That’s what Jeffrey’s late mother used to call Ohio. She and Jeffrey’s father met at Ohio State. But for Ohio, there would be no Ride for Human Rights.
Today we rode 90 miles from Fremont to Montpelier. Montpelier is near Burlington. Sounds like some Vermonters migrated to this area way back when.
All that riding, against fierce headwinds, through two rainstorms and a hailstorm, over numerous railroad tracks and among green, tan, and muddy brown fields, didn’t leave us time to hobnob with the locals. So today we’ll leave you with a few visual highlights … and some thoughts.
This silo is west of Fremont. Almost obscured by the ivy is a little tower that makes the silo look like Rapunzel’s tower. Jeffrey couldn’t resist the whimsy.
This photo, taken in the rain, shows one of many ungated railroad crossings we traversed today. Freight trains were everywhere.
We saw many Civil War monuments. This one, in White House, is unusual because the statue is painted.
Jeffrey had a baked potato with his dinner. “Sour cream?” asked the server. “No thanks,” said Jeffrey. You see what came: a potato with almost as much butter as potato, and a tub of sour cream too. Even when you don’t want it, in rural Ohio you get it. And fast!
There was a time when Ohio was considered The Typical American State for marketing research and survey purposes. Maybe it still is. From farm to town to suburb to city, there is something of everything in Ohio. And it’s all accessible.
You can see it in that baked potato.
The potato is cheap. It was included with Jeffrey’s inexpensive dinner. It’s nutritious alone; with butter and/or sour cream, it becomes a rich delicacy. So this cheap item, this food for the poor, is a veritable feast when done up American style.
Ohio is a feast. We saw huge fields, luxurious houses, vast industrial complexes. There was plenty of everything, and room for everyone — woods, fields, abandoned buildings waiting for someone to think up a use. We were passed by lots of rattletrap cars, the potatoes of the road, cheap but they do the job. (And like potatoes, many of them lack proper mufflers.) Here, even the poor have cars and can get fat from free butter and sour cream on their free-with-dinner potato.
Ohio is largely empty. People here don’t have to get on one another’s nerves.

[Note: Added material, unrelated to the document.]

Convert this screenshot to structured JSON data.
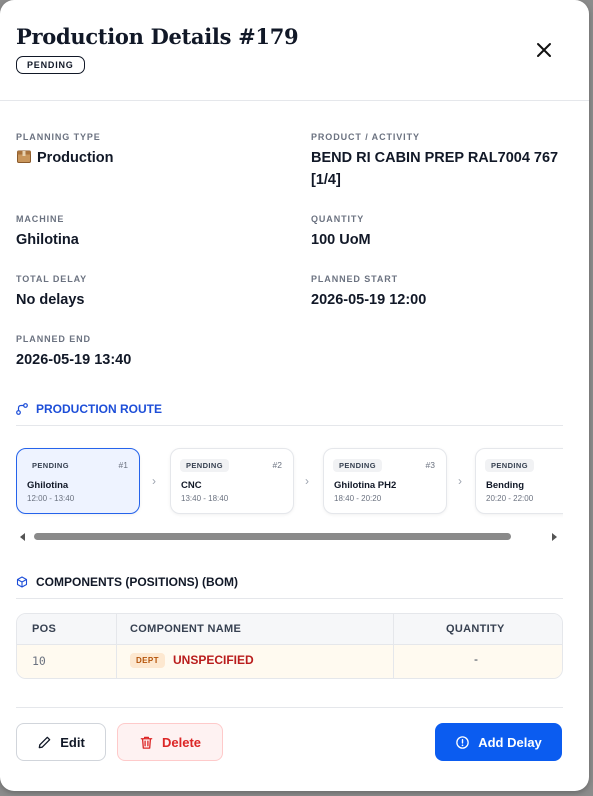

They can do their own thing and stay out of each other’s way. And it’s rich; there’s enough for all. With those ingredients, many things that at first look like problems, such as newcomers who want to live and work and create more wealth, turn out to be no problem at all.
And if Ohio is The Typical State, as goes Ohio, so goes America.
(P.S. – Don’t forget that roadsign we saw in Pennsylvania. Remember the Sabbath, whatever that means to you. Take a break this weekend! Have some fun! We remember too. But like Mr. Frost, we have promises to keep, and miles to go before we sleep. We’ll take our breaks on the road.)